Welcome back to ItalianPod101.com’s Italiano in tre minuti, the fastest, easiest, and most
fun way to learn Italian.
In the last lesson, we learned the phrase scusi, parla inglese?
Excuse me, do you speak English?
We mentioned the word scusi, which means "excuse me" in formal Italian.
Today we’re going to learn how to use scusi and other words when apologizing in Italian.
Are you ready?
So, let’s start!
We should use scusi in formal situations, such as when we are ordering something in
bars or restaurants.
For example: Scusi, un caffè per favore.
(One more time, slowly: scusi, un caffè per favore).
We can also use it when asking a question: Scusi, dov’è il Colosseo?
(One more time, slowly: scusi, dov’è il Colosseo?).
Sometimes we also hear people say mi scusi, which actually has the same meaning.
We always use this phrase in formal speech.
The informal way to say "excuse me" is scusa.
(One more time, slowly: scusa.)
We can use scusa when asking a friend or a relative a question.
Scusa, che ore sono?
(One more time, slowly: scusa, che ore sono?)
Or when apologizing:
Scusa, sono in ritardo!
(One more time, slowly: scusa, sono in ritardo!)
Instead of scusa we can also say scusami, which has the same meaning.
The forms mi scusi and scusami are the correct forms for the imperative of the reflexive
verb scusarsi, meaning "to excuse oneself."
Italians say scusi and scusa just to make them shorter.
Besides scusi and scusa, if we want to apologize for something, we may use mi dispiace, Italian
for "I am sorry," in both formal and informal situations.
Mi dispiace is the present indicative of the first singular person io, I, of the reflexive
verb dispiacersi, to be sorry.
Someone might tell us mi dispiace in a formal situation.
For example, the waiter of a restaurant could say:
Mi dispiace, ma i calamari sono finiti.
I’m sorry, but we are out of the squid.
(One more time, slowly: mi dispiace, ma i calamari sono finiti.)
Or in an informal situation, when you need to apologize to a friend, you could say:
Mi dispiace per ieri.
(One more time, slowly: mi dispiace per ieri.)
Now it’s time for Consuelo’s tips.

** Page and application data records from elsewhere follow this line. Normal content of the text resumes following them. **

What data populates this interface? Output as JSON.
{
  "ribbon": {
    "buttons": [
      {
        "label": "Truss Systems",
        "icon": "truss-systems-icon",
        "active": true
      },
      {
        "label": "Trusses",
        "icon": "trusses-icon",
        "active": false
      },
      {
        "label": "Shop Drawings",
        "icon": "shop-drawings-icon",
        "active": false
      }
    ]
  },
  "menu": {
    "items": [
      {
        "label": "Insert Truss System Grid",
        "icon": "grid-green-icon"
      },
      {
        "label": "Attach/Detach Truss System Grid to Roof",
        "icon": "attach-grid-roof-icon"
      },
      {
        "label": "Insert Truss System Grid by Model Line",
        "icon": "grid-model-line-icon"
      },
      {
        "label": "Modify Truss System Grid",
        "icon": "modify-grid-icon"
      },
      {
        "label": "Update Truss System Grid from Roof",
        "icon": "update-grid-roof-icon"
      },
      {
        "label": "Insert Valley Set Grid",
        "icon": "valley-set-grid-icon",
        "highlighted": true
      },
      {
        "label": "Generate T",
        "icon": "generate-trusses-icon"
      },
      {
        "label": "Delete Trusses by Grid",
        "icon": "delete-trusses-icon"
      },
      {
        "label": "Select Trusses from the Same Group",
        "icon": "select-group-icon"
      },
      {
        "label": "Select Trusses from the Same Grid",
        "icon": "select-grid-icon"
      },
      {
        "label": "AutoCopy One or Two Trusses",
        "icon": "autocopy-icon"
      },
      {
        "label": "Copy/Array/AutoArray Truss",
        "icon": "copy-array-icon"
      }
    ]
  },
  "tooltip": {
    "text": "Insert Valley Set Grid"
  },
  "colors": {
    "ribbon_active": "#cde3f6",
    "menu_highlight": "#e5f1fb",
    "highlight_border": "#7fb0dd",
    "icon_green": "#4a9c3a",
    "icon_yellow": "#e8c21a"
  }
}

Please remember that in Italy if you accidentally bump into someone, we don’t say “I am
sorry,” mi dispiace; instead we say scusi, excuse me.
My last tip is this.

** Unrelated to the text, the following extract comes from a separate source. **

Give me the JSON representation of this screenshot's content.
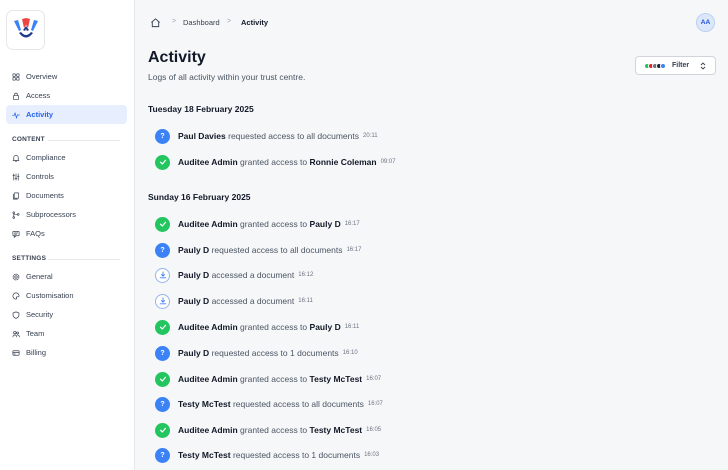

When you want to apologize in a deeper, more heartfelt way, you can add the adverb molto
or tanto next to mi dispiace, saying:
Mi dispiace molto or mi dispiace tanto,.
Hey guys, please tell me, are you are able to count in Italian?
What is the name of our lessons?
Italiano in tre minuti.
You already know a number: tre, three!!
In the next lesson we will learn the numbers in Italian from one to ten!